→ ACTIVITY
Every record must be retyped as it stands.

BEGIN GIVEN RECORDS

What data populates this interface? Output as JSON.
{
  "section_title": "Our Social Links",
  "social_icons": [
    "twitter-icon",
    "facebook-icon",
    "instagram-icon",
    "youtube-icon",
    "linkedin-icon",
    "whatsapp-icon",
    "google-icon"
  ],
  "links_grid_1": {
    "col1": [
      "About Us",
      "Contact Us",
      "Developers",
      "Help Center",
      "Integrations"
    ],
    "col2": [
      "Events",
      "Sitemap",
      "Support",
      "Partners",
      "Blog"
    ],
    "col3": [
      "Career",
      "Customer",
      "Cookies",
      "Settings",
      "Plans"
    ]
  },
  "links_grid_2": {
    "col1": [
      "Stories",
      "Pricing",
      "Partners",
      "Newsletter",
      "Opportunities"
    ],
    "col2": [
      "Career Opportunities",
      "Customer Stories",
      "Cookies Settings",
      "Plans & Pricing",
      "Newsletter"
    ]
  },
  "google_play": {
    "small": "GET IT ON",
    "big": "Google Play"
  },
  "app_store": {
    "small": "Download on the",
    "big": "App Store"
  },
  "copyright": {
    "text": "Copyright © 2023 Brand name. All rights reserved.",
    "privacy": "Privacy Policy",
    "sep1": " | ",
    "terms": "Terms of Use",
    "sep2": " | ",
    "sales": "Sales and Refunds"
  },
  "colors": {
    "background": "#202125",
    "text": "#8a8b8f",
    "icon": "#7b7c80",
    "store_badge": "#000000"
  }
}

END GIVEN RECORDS

→ ANSWER SECTION
What data populates this interface? Output as JSON.
{
  "section_title": "Our Social Links",
  "social_icons": [
    "twitter-icon",
    "facebook-icon",
    "instagram-icon",
    "youtube-icon",
    "linkedin-icon",
    "whatsapp-icon",
    "google-icon"
  ],
  "links_grid_1": {
    "col1": [
      "About Us",
      "Contact Us",
      "Developers",
      "Help Center",
      "Integrations"
    ],
    "col2": [
      "Events",
      "Sitemap",
      "Support",
      "Partners",
      "Blog"
    ],
    "col3": [
      "Career",
      "Customer",
      "Cookies",
      "Settings",
      "Plans"
    ]
  },
  "links_grid_2": {
    "col1": [
      "Stories",
      "Pricing",
      "Partners",
      "Newsletter",
      "Opportunities"
    ],
    "col2": [
      "Career Opportunities",
      "Customer Stories",
      "Cookies Settings",
      "Plans & Pricing",
      "Newsletter"
    ]
  },
  "google_play": {
    "small": "GET IT ON",
    "big": "Google Play"
  },
  "app_store": {
    "small": "Download on the",
    "big": "App Store"
  },
  "copyright": {
    "text": "Copyright © 2023 Brand name. All rights reserved.",
    "privacy": "Privacy Policy",
    "sep1": " | ",
    "terms": "Terms of Use",
    "sep2": " | ",
    "sales": "Sales and Refunds"
  },
  "colors": {
    "background": "#202125",
    "text": "#8a8b8f",
    "icon": "#7b7c80",
    "store_badge": "#000000"
  }
}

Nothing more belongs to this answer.